Latest update: December 29th, 2013
In early November, a rally vilifying Israel and glorifying jihad and martyrdom took place on the campus of Al-Quds University. Following articles about this appearing in various media outlets, there was a public outcry, particularly amongst those in some ways affiliated with American universities that have academic relationships with Al-Quds.
After his initial clumsy public relations move to quell the outcry fizzled, Al-Quds University president Sari Nusseibeh has now moved on to a more subtle form of what still appears to be faux contrition. Al-Quds University, home of the Abu-Jihad Museum, named for one of the most notorious Jew/Israeli/American murderers of all time, will be offering a course this summer on “Hate Speech and Racism.”
Still, this effort is a far more masterful public relations move than Nusseibeh’s original “Blame The ‘Jewish extremists'” for making a big deal about an anti-Israel hate-theater performance on his campus which took place on Nov. 5.
In a move that clearly surprised Nusseibeh, the presidents of two American schools with long-time close links to Al-Quds were not satisfied with his offensive statements and finger-pointing (at Jews!). As Brandeis President Fred Lawrence said, Nusseibeh’s public response was “unacceptable and inflammatory.”

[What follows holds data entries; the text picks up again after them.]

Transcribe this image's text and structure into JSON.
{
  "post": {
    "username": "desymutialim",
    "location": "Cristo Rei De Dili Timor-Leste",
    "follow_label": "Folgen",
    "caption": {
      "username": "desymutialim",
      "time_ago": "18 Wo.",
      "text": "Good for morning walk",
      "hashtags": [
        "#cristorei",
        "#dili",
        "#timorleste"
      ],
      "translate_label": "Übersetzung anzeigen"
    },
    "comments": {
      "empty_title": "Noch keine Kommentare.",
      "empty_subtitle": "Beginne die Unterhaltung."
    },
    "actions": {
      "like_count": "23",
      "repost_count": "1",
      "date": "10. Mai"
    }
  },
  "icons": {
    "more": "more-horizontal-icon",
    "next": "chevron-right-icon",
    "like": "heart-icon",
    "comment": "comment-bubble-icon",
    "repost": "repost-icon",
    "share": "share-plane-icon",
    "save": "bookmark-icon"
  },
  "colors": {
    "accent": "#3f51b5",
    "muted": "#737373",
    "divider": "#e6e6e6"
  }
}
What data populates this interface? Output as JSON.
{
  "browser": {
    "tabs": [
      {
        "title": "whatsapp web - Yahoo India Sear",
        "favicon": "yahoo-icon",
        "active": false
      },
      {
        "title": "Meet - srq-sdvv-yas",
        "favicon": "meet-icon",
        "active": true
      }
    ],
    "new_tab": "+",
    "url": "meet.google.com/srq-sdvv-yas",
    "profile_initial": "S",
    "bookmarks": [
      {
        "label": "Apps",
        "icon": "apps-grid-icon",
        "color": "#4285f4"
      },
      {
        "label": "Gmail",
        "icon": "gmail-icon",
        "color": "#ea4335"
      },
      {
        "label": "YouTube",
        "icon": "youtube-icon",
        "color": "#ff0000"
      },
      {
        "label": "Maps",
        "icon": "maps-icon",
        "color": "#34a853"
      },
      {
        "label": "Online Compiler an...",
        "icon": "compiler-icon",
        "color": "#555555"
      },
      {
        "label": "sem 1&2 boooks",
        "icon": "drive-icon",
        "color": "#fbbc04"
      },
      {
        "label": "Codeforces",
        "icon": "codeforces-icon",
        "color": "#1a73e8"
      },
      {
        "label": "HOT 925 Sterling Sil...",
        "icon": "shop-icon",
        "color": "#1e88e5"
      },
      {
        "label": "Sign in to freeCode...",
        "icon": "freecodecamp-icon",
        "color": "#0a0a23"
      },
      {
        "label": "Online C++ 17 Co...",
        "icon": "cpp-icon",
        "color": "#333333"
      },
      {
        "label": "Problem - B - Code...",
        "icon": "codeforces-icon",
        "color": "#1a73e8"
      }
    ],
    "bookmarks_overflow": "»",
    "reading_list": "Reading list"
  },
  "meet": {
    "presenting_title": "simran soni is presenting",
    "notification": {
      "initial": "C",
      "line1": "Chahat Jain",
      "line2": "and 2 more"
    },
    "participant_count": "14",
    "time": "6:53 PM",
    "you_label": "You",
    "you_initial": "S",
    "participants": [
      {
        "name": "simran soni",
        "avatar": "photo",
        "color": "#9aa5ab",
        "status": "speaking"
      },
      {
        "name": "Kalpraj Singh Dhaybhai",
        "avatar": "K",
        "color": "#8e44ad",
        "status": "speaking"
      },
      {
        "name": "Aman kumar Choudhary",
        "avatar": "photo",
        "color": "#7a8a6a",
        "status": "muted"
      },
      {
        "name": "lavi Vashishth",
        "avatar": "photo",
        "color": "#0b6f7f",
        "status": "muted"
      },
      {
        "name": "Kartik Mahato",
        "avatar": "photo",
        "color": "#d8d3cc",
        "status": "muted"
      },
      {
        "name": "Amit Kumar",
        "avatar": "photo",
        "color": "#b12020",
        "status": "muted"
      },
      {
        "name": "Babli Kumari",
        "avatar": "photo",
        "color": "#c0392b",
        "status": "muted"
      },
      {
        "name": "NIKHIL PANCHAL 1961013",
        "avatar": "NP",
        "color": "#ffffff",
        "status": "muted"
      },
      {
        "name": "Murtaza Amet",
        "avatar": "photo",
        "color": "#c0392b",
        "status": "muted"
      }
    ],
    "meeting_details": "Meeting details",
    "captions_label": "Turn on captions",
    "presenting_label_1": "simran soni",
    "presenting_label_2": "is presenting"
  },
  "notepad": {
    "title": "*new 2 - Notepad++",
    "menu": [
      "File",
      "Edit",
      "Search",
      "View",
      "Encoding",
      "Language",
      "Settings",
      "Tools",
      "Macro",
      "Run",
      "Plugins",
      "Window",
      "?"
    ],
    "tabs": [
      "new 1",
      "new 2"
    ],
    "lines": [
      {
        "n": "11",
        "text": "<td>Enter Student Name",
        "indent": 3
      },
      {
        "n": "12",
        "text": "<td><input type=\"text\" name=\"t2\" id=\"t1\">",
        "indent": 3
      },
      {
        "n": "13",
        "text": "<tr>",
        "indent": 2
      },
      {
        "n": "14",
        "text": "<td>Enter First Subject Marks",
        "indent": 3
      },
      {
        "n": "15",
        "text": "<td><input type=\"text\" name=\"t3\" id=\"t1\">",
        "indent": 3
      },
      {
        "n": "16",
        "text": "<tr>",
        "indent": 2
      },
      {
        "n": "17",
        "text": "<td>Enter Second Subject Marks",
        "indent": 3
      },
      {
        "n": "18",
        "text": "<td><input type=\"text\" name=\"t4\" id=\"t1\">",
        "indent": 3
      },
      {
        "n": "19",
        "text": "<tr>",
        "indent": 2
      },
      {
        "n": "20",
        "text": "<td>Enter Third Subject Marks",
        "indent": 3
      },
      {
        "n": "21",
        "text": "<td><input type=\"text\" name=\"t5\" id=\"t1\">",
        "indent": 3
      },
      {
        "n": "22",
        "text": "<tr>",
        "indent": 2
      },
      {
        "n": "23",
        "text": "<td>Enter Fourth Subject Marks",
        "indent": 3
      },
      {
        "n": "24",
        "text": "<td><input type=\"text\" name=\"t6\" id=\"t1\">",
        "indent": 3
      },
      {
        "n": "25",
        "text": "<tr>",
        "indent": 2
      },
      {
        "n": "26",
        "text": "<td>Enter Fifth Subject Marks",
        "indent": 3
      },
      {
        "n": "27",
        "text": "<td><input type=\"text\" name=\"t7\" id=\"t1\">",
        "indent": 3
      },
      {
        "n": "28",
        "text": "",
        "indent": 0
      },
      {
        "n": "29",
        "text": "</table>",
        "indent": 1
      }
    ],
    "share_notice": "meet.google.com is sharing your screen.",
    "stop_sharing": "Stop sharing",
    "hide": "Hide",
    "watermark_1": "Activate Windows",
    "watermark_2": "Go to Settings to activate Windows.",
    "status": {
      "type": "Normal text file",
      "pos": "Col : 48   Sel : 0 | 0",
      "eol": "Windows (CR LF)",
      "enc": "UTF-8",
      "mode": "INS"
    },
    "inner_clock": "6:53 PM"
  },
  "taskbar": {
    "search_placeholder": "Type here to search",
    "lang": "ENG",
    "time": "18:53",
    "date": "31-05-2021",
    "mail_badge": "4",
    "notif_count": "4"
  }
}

Because of the rally and Nusseibeh’s response to criticism about it, both Brandeis and Syracuse universities severed their ties to Al-Quds. Brandeis also removed Nusseibeh from the board of advisers of its Center for Ethics, Justice and Public Life.
SPECIAL SUMMER COURSE ON HATE SPEECH ONLY APPEARS IN ENGLISH VERSION WEBSITE
In a move that might be lauded as nearly brilliant by westerners, and a sell-out by his own constituency if word gets out, this coming summer the Al-Quds University will offer a summer course on “Hate Speech.”
In a posting on the English version – and only on the English version – of its website, Al-Quds announced that in June and July of 2014, Al-Quds will be offering a course on Hate Speech and Racism.
Of course nothing at all about the summer course on Hate Speech appears on the main, Arabic language version of the Al-Quds University website. And once you get past the perfectly reasonable-sounding title, a few alarm bells may go off.
For one thing, the course on Hate Speech and Racism which Al-Quds University is offering this summer not only does not appear on the Arabic website for the school, the course will be taught in English. Given that the vast majority of Al-Quds University students speak Arabic, this program appears to be geared for a special audience, not its regular students.
The Nov. 5 rally that started the whole kerfluffle (which actually was simply a repeat of a similar Jew- and Israel-hating rally which took place on May 10 at Al-Quds University) was held entirely in Arabic. Do you get the sense that the Hate Speech course is not really directed at the people who glorified martyrdom and trampled on the Israeli flag?
There’s more that should raise the eyebrows of a jaundiced Al-Quds/Nusseibeh watcher.
The announcement of the course refers to the “anti-Israeli para-military” rally which sparked the disruption between Al-Quds and the two American schools. But the language used still seems to place the onus of blame on the “American Jewish sources” which were “critical” of the rally.
There is no mention in the course description of Nusseibeh’s offensive response to Brandeis President Fred Lawrence which blamed “Jewish extremists” for starting a “vilification campaign” against Al-Quds. The language is softer, but the blame remains squarely on the Jews. Nusseibeh’s “unacceptable and inflammatory” response to the original situation has softened in tone, but not in spirit.Lori Lowenthal Marcus
About the Author: Lori Lowenthal Marcus is a contributor to the JewishPress.com. A graduate of Harvard Law School, she previously practiced First Amendment law and taught in Philadelphia-area graduate and law schools. You can reach her by email: Lori@JewishPressOnline.com
If you don't see your comment after publishing it, refresh the page.
Our comments section is intended for meaningful responses and debates in a civilized manner. We ask that you respect the fact that we are a religious Jewish website and avoid inappropriate language at all cost.
If you promote any foreign religions, gods or messiahs, lies about Israel, anti-Semitism, or advocate violence (except against terrorists), your permission to comment may be revoked.